In fact, much of The Flight of Gemma Hardy appears to exist because it must do so in order to stay true to the source to which it is indebted.  Reading the novel was a bit like going down a Jane Eyre plot point checklist.  Confrontation with bratty older cousin?
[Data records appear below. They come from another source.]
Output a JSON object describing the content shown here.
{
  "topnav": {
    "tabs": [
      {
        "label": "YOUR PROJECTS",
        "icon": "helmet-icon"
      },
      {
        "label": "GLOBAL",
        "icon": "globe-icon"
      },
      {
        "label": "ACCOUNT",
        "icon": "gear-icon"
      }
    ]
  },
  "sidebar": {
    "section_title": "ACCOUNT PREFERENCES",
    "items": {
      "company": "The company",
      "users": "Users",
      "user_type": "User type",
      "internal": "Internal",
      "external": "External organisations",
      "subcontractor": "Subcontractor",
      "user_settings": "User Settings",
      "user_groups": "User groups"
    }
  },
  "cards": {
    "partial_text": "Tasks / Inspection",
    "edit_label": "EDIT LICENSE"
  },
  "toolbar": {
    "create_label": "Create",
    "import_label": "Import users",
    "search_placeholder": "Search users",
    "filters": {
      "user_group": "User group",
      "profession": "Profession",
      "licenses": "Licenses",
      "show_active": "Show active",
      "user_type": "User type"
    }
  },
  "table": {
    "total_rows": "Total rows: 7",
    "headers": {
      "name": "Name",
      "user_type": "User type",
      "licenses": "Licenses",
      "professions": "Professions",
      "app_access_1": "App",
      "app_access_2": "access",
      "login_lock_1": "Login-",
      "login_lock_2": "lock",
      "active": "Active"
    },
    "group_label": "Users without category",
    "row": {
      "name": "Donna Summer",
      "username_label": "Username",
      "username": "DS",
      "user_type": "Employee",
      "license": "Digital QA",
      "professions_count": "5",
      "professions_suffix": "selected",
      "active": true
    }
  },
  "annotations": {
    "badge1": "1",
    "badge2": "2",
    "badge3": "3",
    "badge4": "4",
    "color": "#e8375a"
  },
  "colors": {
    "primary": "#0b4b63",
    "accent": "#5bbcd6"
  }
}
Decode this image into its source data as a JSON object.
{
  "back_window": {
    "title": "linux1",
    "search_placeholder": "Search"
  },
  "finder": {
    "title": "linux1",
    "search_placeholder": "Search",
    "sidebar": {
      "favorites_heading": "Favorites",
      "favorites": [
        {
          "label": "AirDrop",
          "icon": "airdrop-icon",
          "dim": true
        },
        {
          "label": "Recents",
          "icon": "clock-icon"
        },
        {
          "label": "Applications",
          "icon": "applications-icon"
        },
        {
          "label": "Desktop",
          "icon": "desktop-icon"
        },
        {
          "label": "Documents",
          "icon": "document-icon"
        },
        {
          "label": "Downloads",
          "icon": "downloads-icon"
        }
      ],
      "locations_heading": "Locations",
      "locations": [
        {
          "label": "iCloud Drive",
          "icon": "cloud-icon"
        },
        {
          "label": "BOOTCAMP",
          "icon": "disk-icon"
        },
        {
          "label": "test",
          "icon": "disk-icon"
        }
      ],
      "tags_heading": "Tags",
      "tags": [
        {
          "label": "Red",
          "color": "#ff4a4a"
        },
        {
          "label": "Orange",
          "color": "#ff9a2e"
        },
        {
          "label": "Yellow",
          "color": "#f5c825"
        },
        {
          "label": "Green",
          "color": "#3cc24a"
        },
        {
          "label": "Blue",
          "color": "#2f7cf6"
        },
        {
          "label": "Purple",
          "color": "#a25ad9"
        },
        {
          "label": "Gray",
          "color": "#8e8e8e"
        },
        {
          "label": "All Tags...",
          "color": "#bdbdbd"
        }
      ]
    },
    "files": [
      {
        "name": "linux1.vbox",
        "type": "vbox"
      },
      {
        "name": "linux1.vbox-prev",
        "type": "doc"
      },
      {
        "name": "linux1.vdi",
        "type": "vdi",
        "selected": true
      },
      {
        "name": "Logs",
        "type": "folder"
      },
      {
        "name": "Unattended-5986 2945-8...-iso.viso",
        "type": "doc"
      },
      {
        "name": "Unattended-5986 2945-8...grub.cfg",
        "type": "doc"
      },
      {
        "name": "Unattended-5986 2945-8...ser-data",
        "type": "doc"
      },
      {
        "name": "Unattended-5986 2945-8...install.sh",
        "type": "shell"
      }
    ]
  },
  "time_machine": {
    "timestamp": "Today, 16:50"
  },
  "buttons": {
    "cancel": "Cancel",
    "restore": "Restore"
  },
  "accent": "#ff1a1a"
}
Check.  Locked in a frightening room?  Check.  Sent off to a miserable boarding school?  Check.  Make friends with a doomed pupil?  Check.  Get job teaching the ward of a rich, absentee landowner?  Check.  Unwittingly help employer on the road when he returns unexpectedly?  Check.  And so on.  While Livesey does infuse her telling with new elements, while she does, in many ways, make the story her own, her changes and updates to the tale often feel uninspired; they rarely made me think about Jane Eyre in new ways or provided much insight into how the story of a girl growing up with this particular set of disadvantages changed in one hundred years.  I thought for a while that perhaps that sense of things not having changed much was the point of the novel, but if so the illustration of that fact falls flat.  Having dismissed that notion, I considered the possibility that the novel was meant to illustrate how Jane Eyre, when looked at from a distance, becomes rather silly, how it might have seemed so to its contemporary readers, just as some of its plot elements seem unbelievable when placed in a (roughly) contemporary setting today.  But, no, the book does not suggest to me, in its unfolding, in it careful retracing of the plot of Jane Eyre, any sort of critique of the original novel. 

Except, perhaps, in the end.  Finally, finally, in the last fifty-or-so pages, The Flight of Gemma Hardy departs from its strict adherence to the plot of Jane Eyre.  Upon discovering that she may have family on her father's side still living, and in the aftermath of refusing a perhaps practical but certainly passionless proposal of marriage, Gemma (unlike Jane) goes in search of that family.  And here are some of my favorite parts of the book.  Gemma finds living relatives in Iceland and learns (as Jane does not), a fair amount about her childhood before coming to live with her aunt and uncle, about her family, about, as a result, herself.  And Mr Sinclair comes to find her, rather than her going back to him.  And they do not get married (though there's a strong intimation that they will, once Gemma comes to understand herself a little better).  This is the sort of thing I was hoping the whole book would do--put a spin on the familiar story, show how Jane Eyre would be if she'd been born in the aftermath of World War II.  And in some ways I suppose it does do that, but I never really felt that the novel was fully reimagining the original story.       

I did so want to love The Flight of Gemma HardyJane Eyre is one of my favorite novels, and I thought a retelling of it had a lot of potential.  Unfortunately, Livesey doesn't quite tap into that potential--I spent much of the novel wishing she (or someone) had reimagined Jane Eyre in its original setting, taking up the story from some crucial point in the original narrative and exploring what might have happened if Jane had made different choices.  Alas.  But I do give mad props to Livesey for trying, and on the strength of her prose, I will be looking out for some of her previous novels.

This review originally appeared on my LibraryThing account.